The eighth annual Tobacco Free Florida Week takes place from May 8-14. Join the conversation on social media using #SHSExposed.
 
About Tobacco Free Florida
 
The Florida Department of Health’s Tobacco Free Florida campaign is a statewide cessation and prevention campaign funded by Florida’s tobacco settlement fund. Tobacco users interested in quitting are encouraged to use one of the state’s three ways to quit. Since 2007, more than 137,000 Floridians have successfully quit, using one of these free services. To learn more about Tobacco Free Florida and the state’s free quit resources, visit www.tobaccofreeflorida.com or follow the campaign on Facebook at www.facebook.com/TobaccoFreeFlorida or on Twitter at www.twitter.com/tobaccofreefla.
 
The department works to protect, promote and improve the health of all people in Florida through integrated state, county and community efforts.
 
Follow us on Twitter at @HealthyFla and on Facebook.  For more information about the Florida Department of Health please visit www.floridahealth.gov.
 



[1] U.S. Department of Health and Human Services. The Health Consequences of Involuntary Exposure to Tobacco Smoke: A Report of the Surgeon General. Atlanta: U.S. Department of Health and Human Services, Centers for Disease Control and Prevention, Coordinating Center for Health Promotion, National Center for Chronic Disease Prevention and Health Promotion, Office on Smoking and Health, 2006.
[2] U.S. Department of Health and Human Services. How Tobacco Smoke Causes Disease: The Biology and Behavioral Basis for Smoking-Attributable Disease: A Report of the Surgeon General. Atlanta, GA: U.S. Department of Health and Human Services, Centers for Disease Control and Prevention, National Center for Chronic Disease Prevention and Health Promotion, Office on Smoking and Health, 2010.
[3] American Cancer Society. Cancer Facts & Figures 2012. Atlanta: American Cancer Society; 2012.
[4] U.S. Department of Health and Human Services. The Health Consequences of Smoking—50 Years of Progress: A Report of the Surgeon General. Atlanta: U.S. Department of Health and Human Services, Centers for Disease Control and Prevention, National Center for Chronic Disease Prevention and Health Promotion, Office on Smoking and Health, 2014.
[5] Centers for Disease Control and Prevention. Asthma: Common Asthma Triggers [last updated 2012 Aug 20; accessed 2014 May 5
[6] Surgeon General: The Health Consequences of Involuntary Exposure to Tobacco Smoke, A Report of the Surgeon General.
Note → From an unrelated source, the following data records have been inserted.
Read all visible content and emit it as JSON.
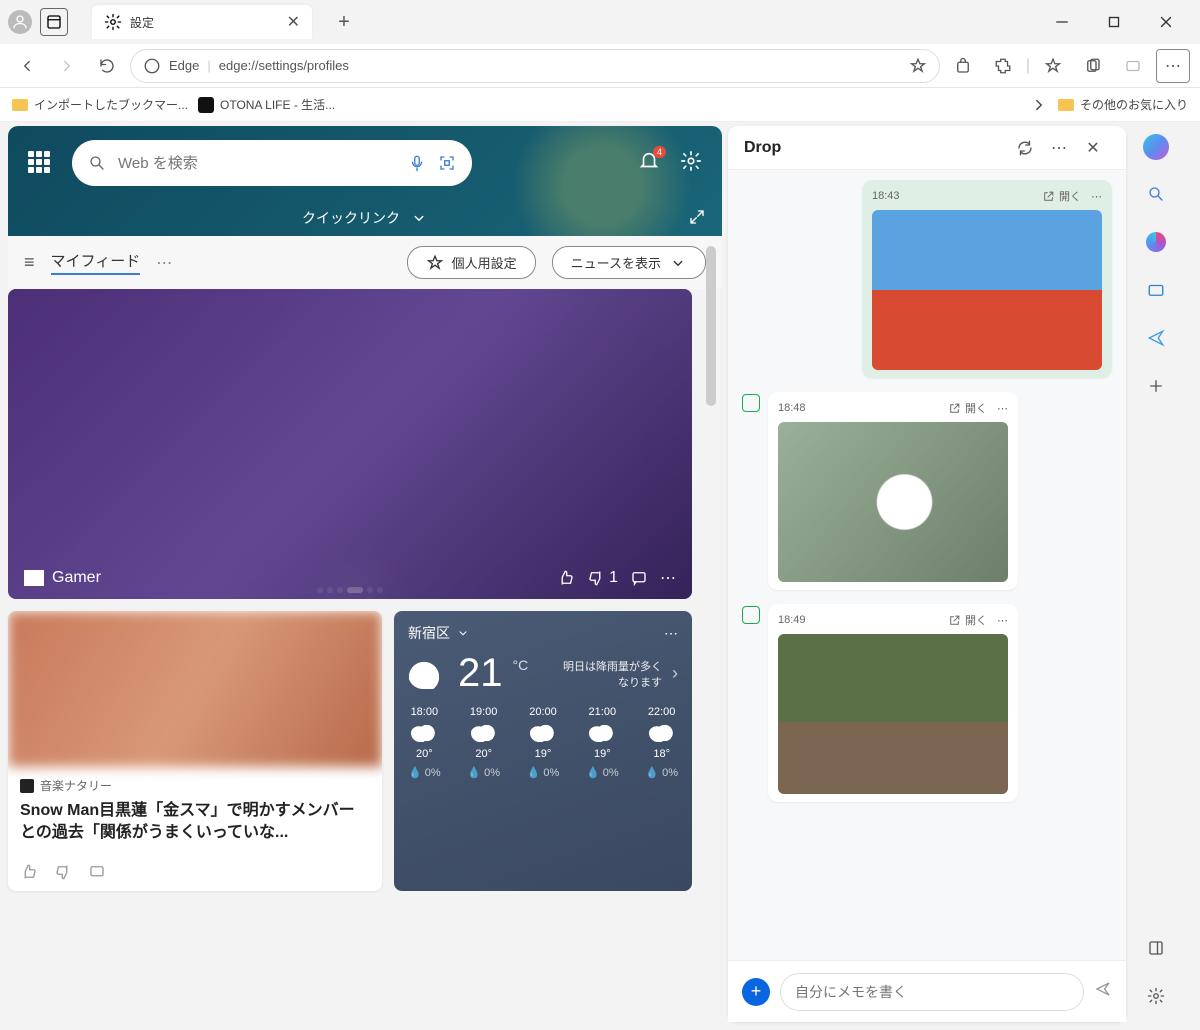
{
  "titlebar": {
    "tab_title": "設定"
  },
  "toolbar": {
    "edge_label": "Edge",
    "url": "edge://settings/profiles"
  },
  "bookmarks": {
    "imported": "インポートしたブックマー...",
    "otona": "OTONA LIFE - 生活...",
    "others": "その他のお気に入り"
  },
  "hero": {
    "search_placeholder": "Web を検索",
    "quick_links": "クイックリンク",
    "bell_badge": "4"
  },
  "feed": {
    "title": "マイフィード",
    "personalize": "個人用設定",
    "show_news": "ニュースを表示"
  },
  "bigcard": {
    "source": "Gamer",
    "dislike_count": "1"
  },
  "news": {
    "source": "音楽ナタリー",
    "title": "Snow Man目黒蓮「金スマ」で明かすメンバーとの過去「関係がうまくいっていな..."
  },
  "weather": {
    "location": "新宿区",
    "temp": "21",
    "unit": "°C",
    "note": "明日は降雨量が多くなります",
    "hours": [
      {
        "t": "18:00",
        "temp": "20°",
        "p": "0%"
      },
      {
        "t": "19:00",
        "temp": "20°",
        "p": "0%"
      },
      {
        "t": "20:00",
        "temp": "19°",
        "p": "0%"
      },
      {
        "t": "21:00",
        "temp": "19°",
        "p": "0%"
      },
      {
        "t": "22:00",
        "temp": "18°",
        "p": "0%"
      }
    ]
  },
  "drop": {
    "title": "Drop",
    "open_label": "開く",
    "msgs": [
      {
        "time": "18:43"
      },
      {
        "time": "18:48"
      },
      {
        "time": "18:49"
      }
    ],
    "input_placeholder": "自分にメモを書く"
  }
}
U.S. Dept. of Health and Human Services, Centers for Disease Control and Prevention, Atlanta, GA; 2006.                        
[7] U.S. Department of Health and Human Services. ―The Health Consequences of Involuntary Exposure to Tobacco Smoke: A Report of the Surgeon General.‖ U.S. Department of Health and Human Services, Centers for Disease Control and Prevention, National Center for Chronic Disease Prevention and Health Promotion, Office on Smoking and Health, 2006.